Monday, December 12, 2011

Holiday magic

The following article is for adults only!  Names have been changed to protect the innocent. 

Can you think of a more exciting time for a child than this time of year?  The anticipation, the decorations, the snow, the events all help set the stage for the  holiday season. It tends to be a blur for the parents from Thanksgiving to the New Year. Does it get worse with age, or better? I am not sure. But what I do know is each year the magic of the holiday season is magnified by the togetherness of friends and family.

This past Thanksgiving, my college aged children and their friends were discussing what age they found out *Bob wasn’t real. The conversation was   entertaining. My son claims he was led on until 5th grade; my daughter’s best friend found out in kindergarten after demanding the truth. She was sworn to secrecy so her older sister didn’t find out. Some kids are always skeptics others true believers. My husband and I worked hard at keeping the legend alive.  We went to great lengths with bell ringing in the early morning hours and footprints and hoof prints in the snow. Of course there were letters written and cookies eaten. I know some families have special wrapping paper; in other families Bob’s gifts are left unwrapped. And some parents have even admitted to me that they have dodged the question when asked “Is there a Bob?” Their reply “well, what do you think ?”

 Family traditions play into the caper, the timing for opening presents, filling stockings and even house calls from Bob. We shared stories this week in the office of the visit to Bob with our children, their letters to Bob and from Bob and the magical time we as parents enjoyed as we snuck around the house hiding packages and talking in code on the telephone.  Why do we go to great lengths to keep Bob’s presence alive? I think we hold out for as long as we can because we know that mystery and magic is not just a Disney commodity. My friend Pam said when your kids find out the truth there is something lost; the innocence of childhood. My friend Lori thinks we do it because it takes us back to our childhood. I think they are both right. When our children find out about Bob, we lose our innocence and we tuck away a bit of our childhood  - - that is until we have grandchildren.

Wishing you and your family the magic of the holiday season,

Monday, December 5, 2011

“It takes a Village,”

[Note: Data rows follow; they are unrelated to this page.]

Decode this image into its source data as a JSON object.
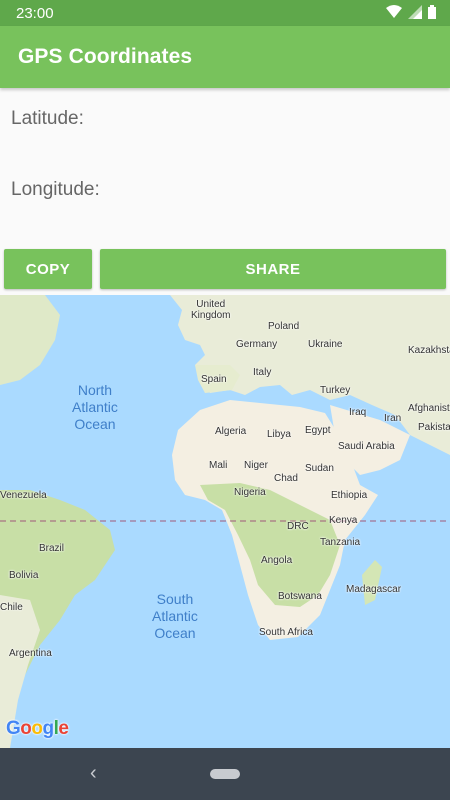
{
  "status": {
    "time": "23:00",
    "icons": [
      "wifi-icon",
      "signal-icon",
      "battery-icon"
    ]
  },
  "appbar": {
    "title": "GPS Coordinates"
  },
  "coordinates": {
    "latitude_label": "Latitude:",
    "longitude_label": "Longitude:"
  },
  "buttons": {
    "copy": "COPY",
    "share": "SHARE"
  },
  "map": {
    "countries": [
      "United\nKingdom",
      "Poland",
      "Germany",
      "Ukraine",
      "Kazakhsta",
      "Spain",
      "Italy",
      "Turkey",
      "Iraq",
      "Iran",
      "Afghanist",
      "Pakista",
      "Algeria",
      "Libya",
      "Egypt",
      "Saudi Arabia",
      "Mali",
      "Niger",
      "Chad",
      "Sudan",
      "Nigeria",
      "Ethiopia",
      "DRC",
      "Kenya",
      "Tanzania",
      "Angola",
      "Botswana",
      "Madagascar",
      "South Africa",
      "Venezuela",
      "Brazil",
      "Bolivia",
      "Chile",
      "Argentina"
    ],
    "oceans": [
      "North\nAtlantic\nOcean",
      "South\nAtlantic\nOcean"
    ],
    "attribution": "Google"
  },
  "navbar": {
    "back": "‹"
  },
  "colors": {
    "appbar": "#78c25c",
    "statusbar": "#5fa84b",
    "water": "#aadaff",
    "land": "#f4efe2",
    "vegetation": "#c8dfa6",
    "navbar": "#3c4550"
  }
}
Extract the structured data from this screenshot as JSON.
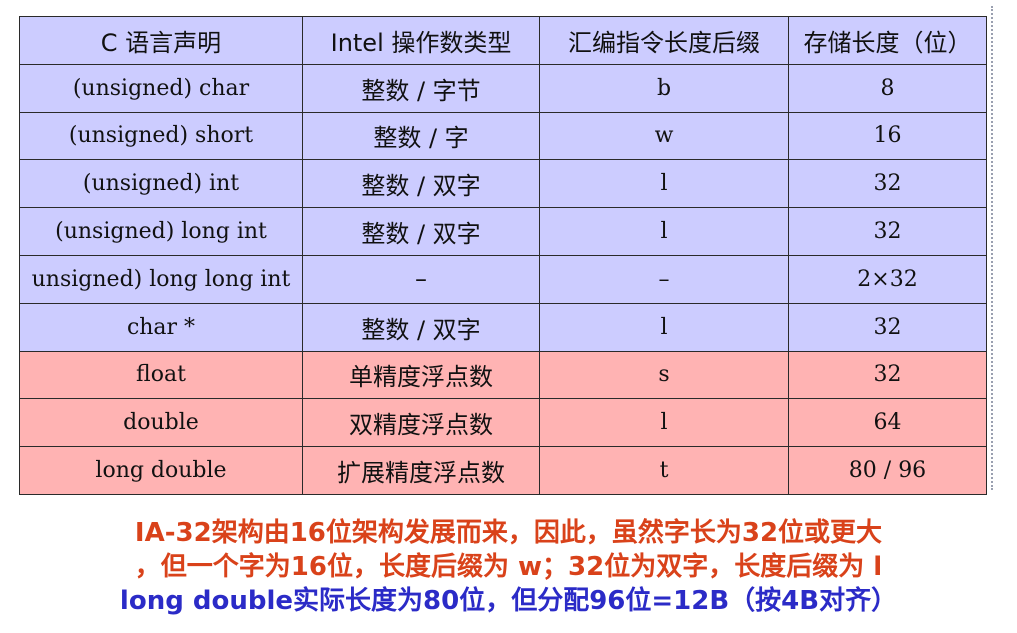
{
  "table": {
    "headers": [
      "C 语言声明",
      "Intel 操作数类型",
      "汇编指令长度后缀",
      "存储长度（位）"
    ],
    "rows": [
      {
        "c_decl": "(unsigned) char",
        "intel_type": "整数 / 字节",
        "suffix": "b",
        "bits": "8",
        "group": "int"
      },
      {
        "c_decl": "(unsigned) short",
        "intel_type": "整数 / 字",
        "suffix": "w",
        "bits": "16",
        "group": "int"
      },
      {
        "c_decl": "(unsigned) int",
        "intel_type": "整数 / 双字",
        "suffix": "l",
        "bits": "32",
        "group": "int"
      },
      {
        "c_decl": "(unsigned) long int",
        "intel_type": "整数 / 双字",
        "suffix": "l",
        "bits": "32",
        "group": "int"
      },
      {
        "c_decl": "unsigned) long long int",
        "intel_type": "–",
        "suffix": "–",
        "bits": "2×32",
        "group": "int"
      },
      {
        "c_decl": "char *",
        "intel_type": "整数 / 双字",
        "suffix": "l",
        "bits": "32",
        "group": "int"
      },
      {
        "c_decl": "float",
        "intel_type": "单精度浮点数",
        "suffix": "s",
        "bits": "32",
        "group": "float"
      },
      {
        "c_decl": "double",
        "intel_type": "双精度浮点数",
        "suffix": "l",
        "bits": "64",
        "group": "float"
      },
      {
        "c_decl": "long double",
        "intel_type": "扩展精度浮点数",
        "suffix": "t",
        "bits": "80 / 96",
        "group": "float"
      }
    ]
  },
  "caption": {
    "line1": "IA-32架构由16位架构发展而来，因此，虽然字长为32位或更大",
    "line2": "，但一个字为16位，长度后缀为 w；32位为双字，长度后缀为 l",
    "line3": "long double实际长度为80位，但分配96位=12B（按4B对齐）"
  },
  "colors": {
    "header_bg": "#ccccff",
    "int_row_bg": "#ccccff",
    "float_row_bg": "#ffb3b3",
    "caption_red": "#d9421a",
    "caption_blue": "#2b2bc7"
  }
}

Long before Hillary Clinton coined the phrase “It takes a Village,” the sentiment was widely prescribed as a traditional African proverb. The sentiment suggests that proverb or not, "It takes a whole village to raise a child." Parents, neighbors, grandparents, aunts and uncles, friends, pastors and teachers all have a hand in raising a child. I put forth the notion that all of us have a hand in raising a village.

I grew up in Detroit, Michigan. In my neighborhood the houses were side-by-side along a city block. Our block was a "village" when I was growing up – our activities were governed by a few unwritten laws: everyone had to be home when the street light came on, no riding your bike in the street and if you were guilty you better fess up the sooner the better, because your parents were bound to find out. We were safe. We knew our neighbors and we watched out for one another. Times were different back in the 50’s but the goal to have a safe and happy childhood was as universal then as it is now.

How do we adopt this philosophy which helps our children thrive? It takes a community to create a village. We all need to take a hand in creating our village. Many people in the Copper Country have reached out and taken this task to heart. Programs that offer services to children and their families are part of building a community, creating a village. KFRC has been blessed by the generosity of many community partners that understand this notion as well as businesses and churches that are committed to creating a thriving environment for children. 

 As we embrace the principle that it takes a community to create a village  we will become more committed to improving the quality of life for all children in the Keweenaw. Each of us has a role in this, each of us can affect change and each of us, everyone can lay claim as members of our fine village.